Apache May Slaughter
|Other work||Texas Ranger, Sheriff, United States Marshal|
John Horton Slaughter (October 2, 1841 – February 16, 1922), or sometimes Texas John Slaughter, was an American lawman, Civil War soldier, and gambler. Over the course of his long life, John Slaughter served as an honorable soldier and lawmen throughout much of the Southwest. He fought in many skirmishes against all sorts of enemies, including Union soldiers, hostile natives, and Mexican and American outlaws. In the latter half of his life, he lived at the San Bernardino Ranch, which is now a well-preserved historic site in southern Arizona.
In later years, he was described as follows: "Slaughter, with penetrating black eyes, was only 5 feet 2 and often stuttered. But he wore a pearl-handled .44 and carried a 10-gauge, double-barreled, sawed-off shotgun, 'which was an equalizer.'"
After serving in the army of the Confederacy during the American Civil War, Slaughter was a member of the Texas Rangers before becoming a cattle business man around 1874. He and his brother formed a cattle-transporting company that took cattle to Mexico, California, Kansas, and New Mexico; one (if not the only) of his cattle drive bosses was his first cousin Lewis Warren Neatherlin (whose diary  has been published), assisted by his brother James Franklin Neatherlin. It was in California that Slaughter became an avid poker player. He began to gamble in a compulsive way while in California.
Slaughter married Eliza Adeline Harris on August 4, 1871. Of their four children, only two, Addie and Willie, survived until adulthood. In 1876 in San Antonio, Texas, Slaughter caught a poker rival, Barney Gallagher, cheating at the poker table. Gallagher won the game, but Slaughter pointed his gun at him as he collected his earnings. Gallagher became enraged and followed Slaughter's trail to Slaughter's South Springs home, where he told a foreman to call Slaughter out, intending to kill Slaughter. The foreman gave Slaughter the message and Gallagher fired a shot as soon as Slaughter walked up to the door, but he missed. Slaughter killed Gallagher with a shot to the heart.
Slaughter's wife died of smallpox in Tucson, Arizona, in 1877. On April 16, 1879, Slaughter married eighteen-year-old Viola Howell at Tularosa, New Mexico. As Viola was very young, her mother disapproved of their relationship, but her father was more consenting. The Slaughters did not have any children of their own, but they adopted several children, one of them being Apache May, whom Slaughter had run into while chasing after the Apache Kid in Mexico in 1896. His gambling habit became such an addiction that Mrs. Viola threatened to leave him.
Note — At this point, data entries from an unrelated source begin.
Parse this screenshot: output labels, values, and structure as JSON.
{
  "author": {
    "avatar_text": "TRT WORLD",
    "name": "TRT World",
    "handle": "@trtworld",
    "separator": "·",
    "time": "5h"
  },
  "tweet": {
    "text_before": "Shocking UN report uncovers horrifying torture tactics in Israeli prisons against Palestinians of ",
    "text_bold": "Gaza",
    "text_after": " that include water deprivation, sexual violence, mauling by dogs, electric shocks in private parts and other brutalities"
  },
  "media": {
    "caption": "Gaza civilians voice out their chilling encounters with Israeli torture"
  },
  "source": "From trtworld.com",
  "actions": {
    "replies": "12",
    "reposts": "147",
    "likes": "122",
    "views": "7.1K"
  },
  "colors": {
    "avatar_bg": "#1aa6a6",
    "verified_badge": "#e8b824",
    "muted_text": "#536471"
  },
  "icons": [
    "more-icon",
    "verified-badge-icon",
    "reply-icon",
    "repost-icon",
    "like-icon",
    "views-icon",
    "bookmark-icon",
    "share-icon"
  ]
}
- Kelley, J. (1988, Spring) Up the Trail in '76: The journal of Lewis Warren Neatherlin, Chronicles of Oklahoma, 66(1), pp. 22-51. Published by the Oklahoma Historical Society
- John Horton Slaughter from the Handbook of Texas Online
- John Horton Slaughter by Bill Kelly at DesertUSA
- "Texas" John Slaughter – Taming Arizona